Mostly there were men on the streets, but probably about 10% to 20% women on some streets. Only a small proportion of people on these streets were non-black guys among the thousands of people on the sidewalks.
Outside the Los Angeles Mission were hundreds of people lined up for dinner service. The LA Mission website states 73,489 homeless people are living in the Los Angeles area. I estimate I saw a few thousand of them in the 20 or so blocks I walked.
The concierge at the Sheraton Club Lounge told me the downtown LA area is so much nicer without all the homeless people who used to be around a decade ago. Perhaps he hadn’t walked a few blocks east of the hotel in some years.
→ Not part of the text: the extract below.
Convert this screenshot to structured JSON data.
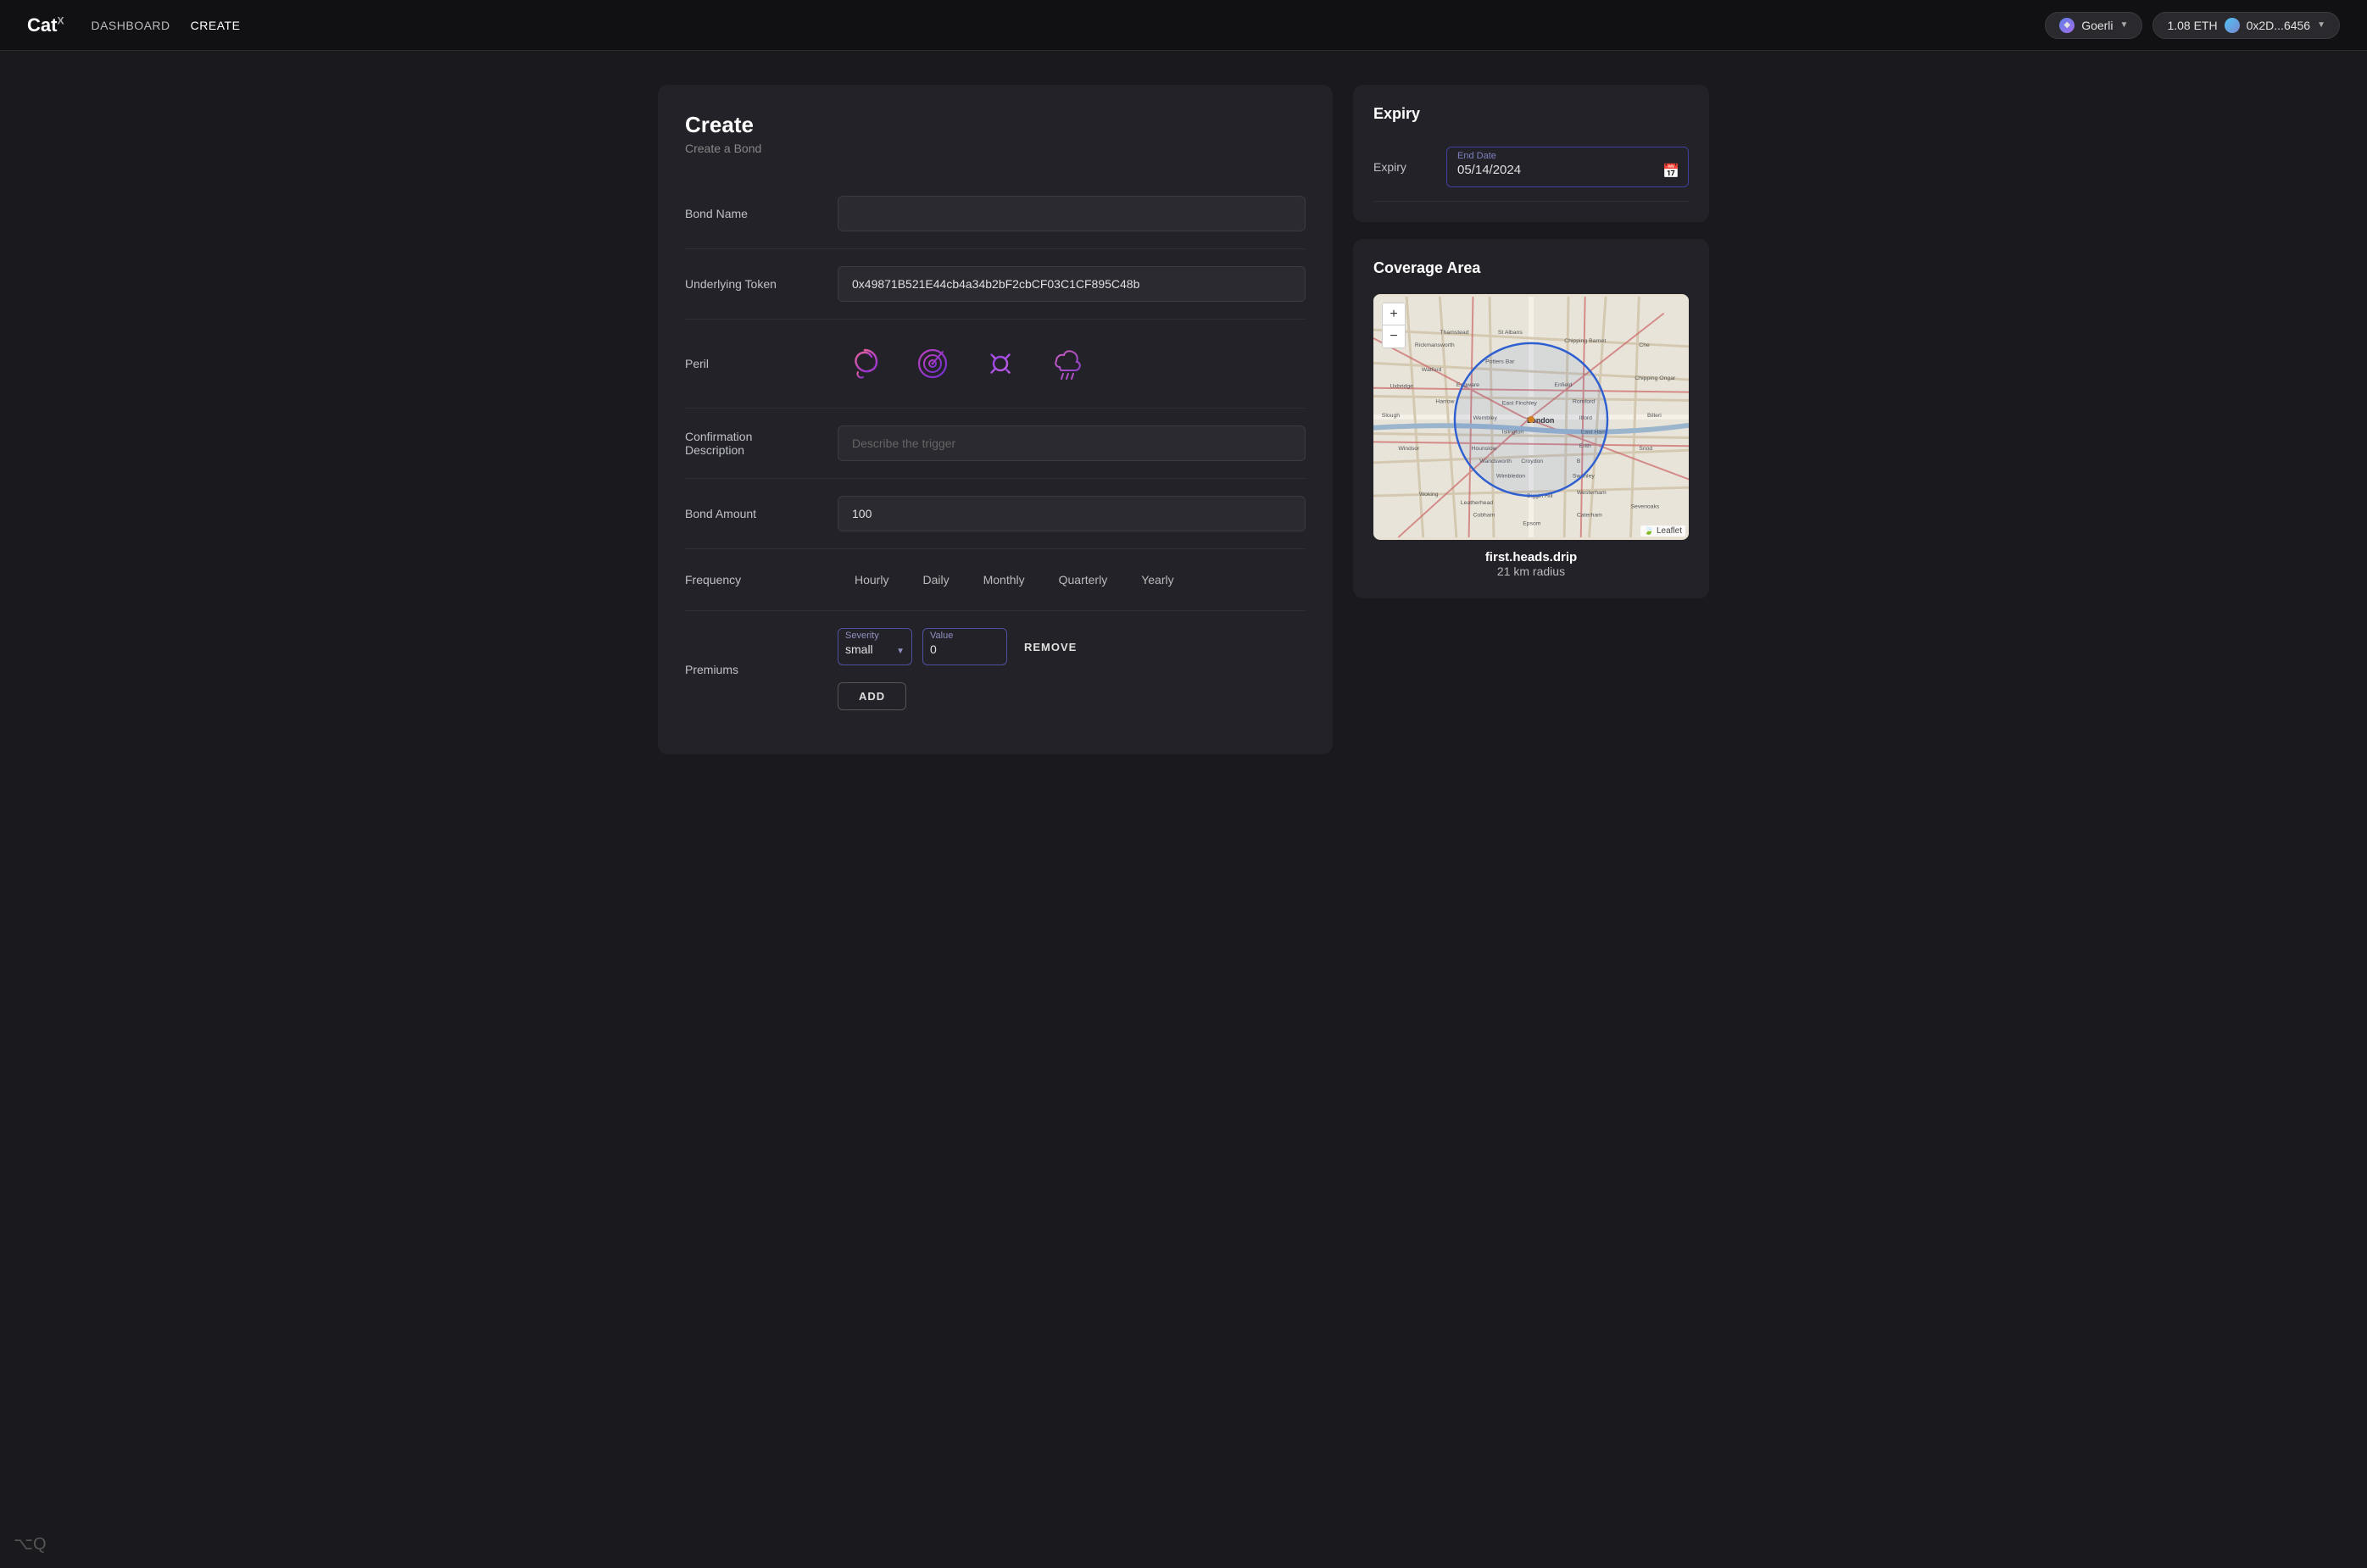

Turns out that back on the west side of these numbered avenues are loads of nightclubs. On Saturday night when I met up with BoardingArea bloggers RoadWarriorette, The Wandering Aramean and AAdvantage Geek, we walked about ten blocks from a nightclub where there was the closing evening Blog World Expo party back to the Westin Bonaventure. We passed hundreds of young partiers, the majority being Asian, dressed for entertainment at clubs with $10 drinks and long entry lines where you might get in if you are part of the select crowd.
On my walk back to the Sheraton Hotel alone on a Saturday night at midnight I passed by three different groups where a nicely dressed young woman was getting sick on the sidewalk as her friends surrounded her trying to help.
The juxtaposition of young, apparently well-to-do women coming into downtown LA to party and have a good time to only find themselves out on the sidewalk unable to stand and sick on the streets while a few blocks to the east there are thousands of people struggling with life on the streets made an impression.
Sunday morning I left downtown Los Angeles to drive home to Monterey.
The last image I saw of downtown LA was the J.W. Marriott at L.A. Live and an 18-story Bud Light billboard on the outside of the luxury hotel as I entered the 110 freeway.
Honestly, I was glad to be leaving downtown LA.